Traditional businesses function on linear model: manufacturers do manufacturing, distributors distribute, and customers/consumers buy the products, becoming owners. However, in the last decade, it has been noted that consumers have started to prefer a different type of consumption, which involves no actual ownership, but temporary access to goods and services is availed. This epiphenomenon is sharing economy, suitably defined as a transaction or economic activity taking place over digital platforms where users are given evanescent access to a business owner’s/ service provider’s otherwise under-utilized and underused assets. This involves no change in the ownership of the asset, but for additional access to the customers.
Instead of owning things, a good many young Indians are choosing to rent them – apartments, cars, furniture or even wedding trousseau. Sharing rather than owning makes for a compelling proposition. Why buy a house or a car, or furniture or even luxurious clothes when you can just rent them instead?
There are several drivers for the growing popularity of the sharing economy in India such as an increasingly mobile young workforce that is always on the go and thus does not want to burden itself with immovable assets or the growing interests in travel and tourism among the millennials who lead an uncertain professional life and thus are not keen on given responsibilities of major capital assets which would be hard to liquidate. For example, WeWork is a company providing coworking spaces in big cities around the world. freelancers, entrepreneurs and telecommuters can rent a desk or an office without the overhead cost of renting an entire building or suite.
Similarly, sites like Poshmark and ThreadUp allow individuals to sell gently used clothing, while services like Le Tote offer subscribers the ability to borrow clothes and return them like a Netflix subscription for your closet.
The younger generation also has different preferences that they see as requirements. Being a “two-car family” (or even three or four cars) was once a mark of status, whereas today many consider better social status in being a one-car or even zero-car family and making use of services like Uber, Lyft, CarGo. There is also a trend towards minimalism and efficiency feeding off a growing awareness about climate change and the environment which is also contributing towards a shift in such consumption behavior among the youth.
Companies that are offering services within India’s sharing economy don’t just represent a new way of thinking or new products, but a new way of using data effectively in order to provide better services to people. Many of their business models depend on harnessing technology – AirBnB, Uber, Ola, Furlenco– all depend heavily on their digital platforms to conduct business.
However, one must keep in mind is that there are several issues associated with this new sharing model, some that have sparked widespread controversies. One of the major problems is that sharing platforms blur the lines between personal and professional lives, creating undefined areas and spaces in which business owners, consumers and governments interact. This comes with its obvious limitations in terms of legality and regulation. For instance, popular app-based taxi services Ola and Uber still charge surge prices regardless of the price cap set by the Delhi government on the taxi fares. A peer-to-peer sharing economy has tremendous potential but besides self-regulation there must be some comprehensive regulatory framework employed for it to realize its full potential.

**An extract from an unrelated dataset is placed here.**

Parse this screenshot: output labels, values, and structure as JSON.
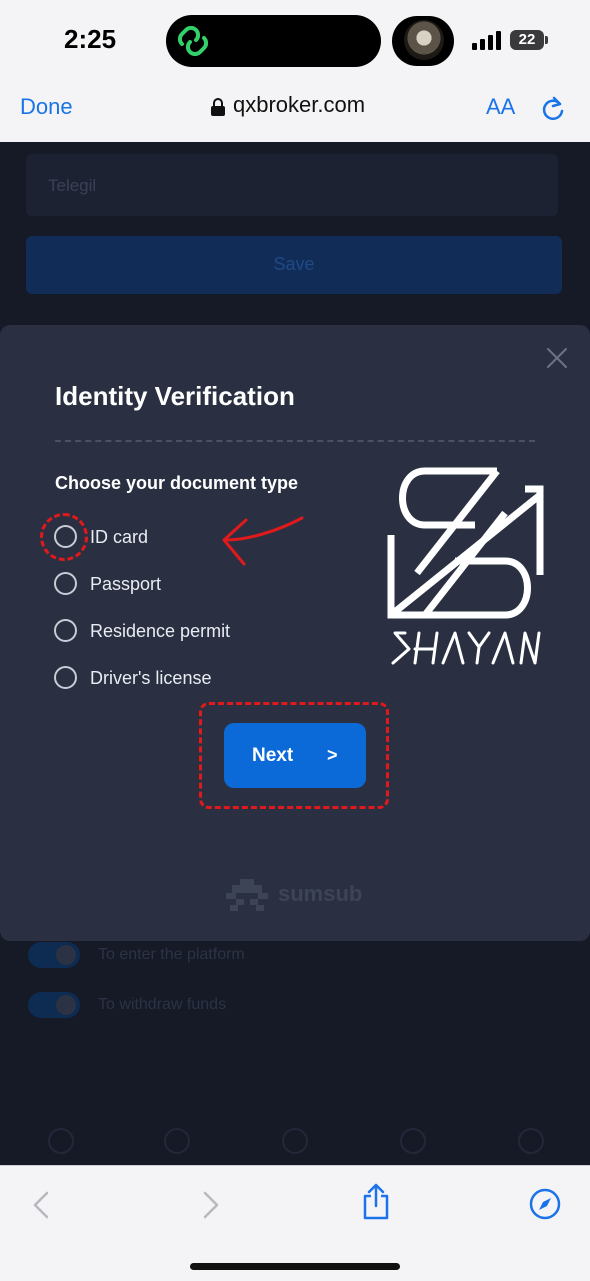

Nonetheless, what’s truly encouraging and yet worrying about a sharing economy is that despite any amount of regulation, it is always going to be fundamentally based on peer-to-peer interaction. Companies involved are not service providers rather they are facilitators responsible for making transactions possible. The trust and reputation of the facilitator is based on how easy and safe these transactions are for both the provider and the user. In turn, users and providers are judged by one another, often through reviews in apps and surveys and the feedback loop this creates is potentially good for service and quality assurance – so long as the inherent loopholes are not exploited.
Although one hopes for better regulation, but it seems for now that the future of India’s sharing economy, like it or not, is based on mutual trust and cooperation.